Thanks to the visible we recognise space as the precondition for physical existence. The visible brings the world to us. But at the same time it reminds us ceaselessly that it is a world in which we risk to be lost. The visible with its space also takes the world away from us. Nothing is more two-faced.
The visible implies an eye, it is the stuff of the relation between seen and seer. Yet the seer, when human, is conscious of what the eye cannot and will never see because of time and distance. The visible both includes us because we can see and excludes us because we cannot be everywhere. The visible consists of the seen which, even when it is threatening, confirms our existence, and of the unseen which defies that existence. The desire to see something like the sun setting behind the horizon, the stars on a clear night or heat haze in the dessert, has a deep ontological basis.
To this human ambiguity of the visible one then has to add the visual experience of absence, whereby we no longer see what we saw. We face a disappearance. And a struggle ensues to prevent what has disappeared, what has become invisible, falling into the negation of the unseen, defying our existence. Thus, the visible produces faith in the reality of the invisible and provokes the development of an inner eye which retains and assembles and arranges, as if in an interior, as if what has been seen may be forever partly protected against an ambush of space, which is absence.
Both life itself and the visible owe their existence to light. Neither the optical explanation of visual perception nor the evolutionist theory of the slow, hazardous development of the eye in response to the stimulus of light dissolve the enigma that at a certain moment appearances were revealed as appearances.

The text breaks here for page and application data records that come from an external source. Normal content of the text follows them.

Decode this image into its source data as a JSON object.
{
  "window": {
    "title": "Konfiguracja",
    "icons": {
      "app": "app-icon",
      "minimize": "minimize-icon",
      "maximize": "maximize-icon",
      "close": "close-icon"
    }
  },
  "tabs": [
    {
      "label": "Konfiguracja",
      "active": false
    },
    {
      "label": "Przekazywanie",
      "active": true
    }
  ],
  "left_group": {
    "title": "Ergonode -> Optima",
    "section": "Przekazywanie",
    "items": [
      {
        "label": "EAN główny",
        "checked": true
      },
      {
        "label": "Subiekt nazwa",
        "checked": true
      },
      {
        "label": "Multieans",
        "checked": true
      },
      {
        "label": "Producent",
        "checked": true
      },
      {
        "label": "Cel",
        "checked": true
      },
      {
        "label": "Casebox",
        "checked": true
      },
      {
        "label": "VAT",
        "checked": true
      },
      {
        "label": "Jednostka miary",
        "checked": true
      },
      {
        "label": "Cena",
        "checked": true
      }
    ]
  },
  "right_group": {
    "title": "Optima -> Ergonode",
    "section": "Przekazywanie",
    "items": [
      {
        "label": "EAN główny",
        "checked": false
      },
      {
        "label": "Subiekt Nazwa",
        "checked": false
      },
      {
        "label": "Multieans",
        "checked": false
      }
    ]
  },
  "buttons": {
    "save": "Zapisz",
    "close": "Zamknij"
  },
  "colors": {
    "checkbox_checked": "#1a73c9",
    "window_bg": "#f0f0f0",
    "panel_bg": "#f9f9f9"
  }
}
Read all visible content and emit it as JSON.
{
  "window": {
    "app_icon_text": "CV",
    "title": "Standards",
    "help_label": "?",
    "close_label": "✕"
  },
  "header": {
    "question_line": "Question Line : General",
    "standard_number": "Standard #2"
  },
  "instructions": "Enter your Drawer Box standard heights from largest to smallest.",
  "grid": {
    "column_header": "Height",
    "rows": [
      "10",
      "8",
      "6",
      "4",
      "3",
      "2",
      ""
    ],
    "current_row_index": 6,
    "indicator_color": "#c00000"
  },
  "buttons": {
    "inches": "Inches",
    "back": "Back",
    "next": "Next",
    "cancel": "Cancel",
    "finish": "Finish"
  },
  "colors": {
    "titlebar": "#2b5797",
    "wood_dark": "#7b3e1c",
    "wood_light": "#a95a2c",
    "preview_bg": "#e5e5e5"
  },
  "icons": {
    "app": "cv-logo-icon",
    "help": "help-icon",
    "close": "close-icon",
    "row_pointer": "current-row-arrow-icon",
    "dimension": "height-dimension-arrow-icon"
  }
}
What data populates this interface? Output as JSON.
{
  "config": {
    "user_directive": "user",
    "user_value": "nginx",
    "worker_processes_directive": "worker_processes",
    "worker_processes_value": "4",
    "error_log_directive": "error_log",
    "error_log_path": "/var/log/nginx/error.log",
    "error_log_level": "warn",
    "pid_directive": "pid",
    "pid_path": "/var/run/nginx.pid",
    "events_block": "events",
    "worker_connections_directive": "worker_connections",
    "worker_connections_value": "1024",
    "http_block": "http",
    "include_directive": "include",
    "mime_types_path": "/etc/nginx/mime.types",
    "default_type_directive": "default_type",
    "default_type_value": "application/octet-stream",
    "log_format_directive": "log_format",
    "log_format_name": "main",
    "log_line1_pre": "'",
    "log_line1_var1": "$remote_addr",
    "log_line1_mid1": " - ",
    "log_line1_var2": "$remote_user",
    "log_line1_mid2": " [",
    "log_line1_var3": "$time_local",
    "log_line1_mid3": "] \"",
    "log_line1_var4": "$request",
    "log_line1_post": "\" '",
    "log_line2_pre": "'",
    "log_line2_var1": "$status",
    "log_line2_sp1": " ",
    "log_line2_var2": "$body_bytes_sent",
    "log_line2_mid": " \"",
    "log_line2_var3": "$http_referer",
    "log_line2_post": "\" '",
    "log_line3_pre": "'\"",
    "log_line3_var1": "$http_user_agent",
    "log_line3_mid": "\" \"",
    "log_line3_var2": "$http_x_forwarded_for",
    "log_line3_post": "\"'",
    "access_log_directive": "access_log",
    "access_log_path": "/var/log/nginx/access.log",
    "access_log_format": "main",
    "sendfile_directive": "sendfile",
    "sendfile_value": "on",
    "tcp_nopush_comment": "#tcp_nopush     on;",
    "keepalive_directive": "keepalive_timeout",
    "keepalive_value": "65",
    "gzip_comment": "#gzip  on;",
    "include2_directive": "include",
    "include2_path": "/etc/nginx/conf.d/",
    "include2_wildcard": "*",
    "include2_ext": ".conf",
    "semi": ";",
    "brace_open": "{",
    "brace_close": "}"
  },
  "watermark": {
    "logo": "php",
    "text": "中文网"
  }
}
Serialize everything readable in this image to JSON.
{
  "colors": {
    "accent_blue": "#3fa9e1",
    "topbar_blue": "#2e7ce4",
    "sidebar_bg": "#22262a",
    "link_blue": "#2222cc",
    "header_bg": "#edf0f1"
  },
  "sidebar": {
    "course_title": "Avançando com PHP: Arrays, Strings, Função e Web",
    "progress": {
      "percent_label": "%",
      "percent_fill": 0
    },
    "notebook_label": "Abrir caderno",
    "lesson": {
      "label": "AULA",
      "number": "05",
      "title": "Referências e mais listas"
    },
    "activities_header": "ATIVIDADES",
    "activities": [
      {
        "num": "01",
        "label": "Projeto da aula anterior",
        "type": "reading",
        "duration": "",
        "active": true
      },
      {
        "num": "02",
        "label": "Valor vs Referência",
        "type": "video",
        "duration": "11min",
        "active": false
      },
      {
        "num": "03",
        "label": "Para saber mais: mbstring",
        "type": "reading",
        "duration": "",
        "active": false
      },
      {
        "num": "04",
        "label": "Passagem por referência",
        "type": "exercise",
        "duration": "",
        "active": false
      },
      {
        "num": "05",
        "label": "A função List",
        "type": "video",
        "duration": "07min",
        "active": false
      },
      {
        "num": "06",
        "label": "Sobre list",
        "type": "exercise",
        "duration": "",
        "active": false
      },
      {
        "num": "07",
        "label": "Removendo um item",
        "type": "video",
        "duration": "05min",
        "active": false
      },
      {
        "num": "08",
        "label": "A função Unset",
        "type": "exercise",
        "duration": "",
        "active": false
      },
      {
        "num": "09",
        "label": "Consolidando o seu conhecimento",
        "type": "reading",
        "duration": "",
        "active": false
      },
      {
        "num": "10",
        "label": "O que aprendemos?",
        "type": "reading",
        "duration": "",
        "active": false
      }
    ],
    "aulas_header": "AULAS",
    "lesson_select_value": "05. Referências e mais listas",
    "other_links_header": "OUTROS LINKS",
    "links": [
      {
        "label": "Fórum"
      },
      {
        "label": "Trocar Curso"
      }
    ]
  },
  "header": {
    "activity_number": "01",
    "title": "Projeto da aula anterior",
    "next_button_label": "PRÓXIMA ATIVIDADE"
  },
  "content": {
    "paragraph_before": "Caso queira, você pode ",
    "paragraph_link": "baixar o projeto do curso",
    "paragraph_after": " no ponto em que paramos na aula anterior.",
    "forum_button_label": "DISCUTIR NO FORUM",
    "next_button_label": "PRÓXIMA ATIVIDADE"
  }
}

Theories and observations of visual perception have been the main source of inspiration for computer vision (also called machine vision, or computational vision). Special hardware structures and software algorithms provide machines with the capability to interpret the images coming from a camera or a sensor. Artificial Visual Perception has long been used in the computer industry and is now entering the domains of automotive and robotics.
Areas of artificial intelligence deal with autonomous planning or deliberation for robotical systems to navigate through an environment. A detailed understanding of these environments is required to navigate through them. Information about the environment could be provided by a computer vision system, acting as a vision sensor and providing high-level information about the environment and the robot.
Artificial intelligence and computer vision share other topics such as pattern recognition and learning techniques. Consequently, computer vision is sometimes seen as a part of the artificial intelligence field or the computer science field in general.